FQHE remains the most promising experimental setup in which such particles should exist. Other setups based on superconductors or other exotic materials have been proposed, but even if experimentalists ever succeed in building these setups in their labs, the non-Abelian particles that could be created there are of a rather poor variety, not sufficient for arbitrary quantum computation, Gurarie says.
On the contrary, in the Fractional Quantum Hall Effect, it is conjectured that the non-Abelian particles can be arbitrarily complex, sufficient for any quantum computation. A major effort has been underway to detect these particles in FQHE experiments.
So far, no one was able to either prove or disprove their existence based on the observed data.
Yet despite all this activity, the existence of the non-Abelian particles in FQHE remained a conjecture. “I and my collaborators from UCSB and Microsoft Station Q … decided that it was no longer possible to continue working in this field without really verifying that non-Abelian particles existed in this setup,” Gurarie notes.
“In the last year, we set up a new method of calculation, which had its roots in the original method Laughlin used to prove the existence of anyons, but represented a major development of this method in a new direction.”
The method itself was borrowed from a completely different subfield of physics, the physics of plasmas as well as the physics of superfluidity, representing a well-documented trend in theoretical physics where methods developed for one purpose turned out to be useful for something totally different.
“With this method, we proved the existence of anyons in FQHE, at least under one particular value of the magnetic field.”
This does not yet mean that this problem is completely solved, Gurarie says.
“It turns out that under the condition where our proof works, the anyons are precisely of that ‘poor’ variety mentioned earlier.” To solve the problem of any kind of anyons in FQHE, including the “complex” ones important for quantum computing, the method needs to be developed even further.
“We made partial progress in this direction, yet encountered roadblocks which we have not yet overcome. We believe that with some additional work, this will probably be accomplished in the not-so-distant future.”

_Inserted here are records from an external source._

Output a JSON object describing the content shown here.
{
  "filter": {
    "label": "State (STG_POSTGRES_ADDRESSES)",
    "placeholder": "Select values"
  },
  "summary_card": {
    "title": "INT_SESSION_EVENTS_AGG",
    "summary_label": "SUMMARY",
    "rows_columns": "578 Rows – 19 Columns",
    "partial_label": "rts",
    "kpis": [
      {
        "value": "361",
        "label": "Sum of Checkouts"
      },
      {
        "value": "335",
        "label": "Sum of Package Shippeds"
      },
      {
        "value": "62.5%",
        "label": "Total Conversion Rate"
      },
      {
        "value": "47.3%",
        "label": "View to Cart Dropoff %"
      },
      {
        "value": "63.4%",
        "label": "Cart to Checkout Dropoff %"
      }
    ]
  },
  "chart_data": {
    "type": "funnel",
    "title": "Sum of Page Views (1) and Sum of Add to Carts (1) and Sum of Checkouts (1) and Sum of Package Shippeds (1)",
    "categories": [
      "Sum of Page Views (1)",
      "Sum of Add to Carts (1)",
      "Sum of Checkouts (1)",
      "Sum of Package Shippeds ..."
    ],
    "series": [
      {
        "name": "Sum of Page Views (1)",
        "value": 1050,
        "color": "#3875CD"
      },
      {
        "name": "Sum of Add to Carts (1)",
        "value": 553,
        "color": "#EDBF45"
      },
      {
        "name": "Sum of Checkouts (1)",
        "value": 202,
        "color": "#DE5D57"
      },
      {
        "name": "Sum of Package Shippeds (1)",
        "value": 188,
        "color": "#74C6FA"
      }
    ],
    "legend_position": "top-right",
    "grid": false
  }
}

For more information on the Gamow Memorial Lecture, see http://phys.colorado.edu/gamow or call 303-579-7468.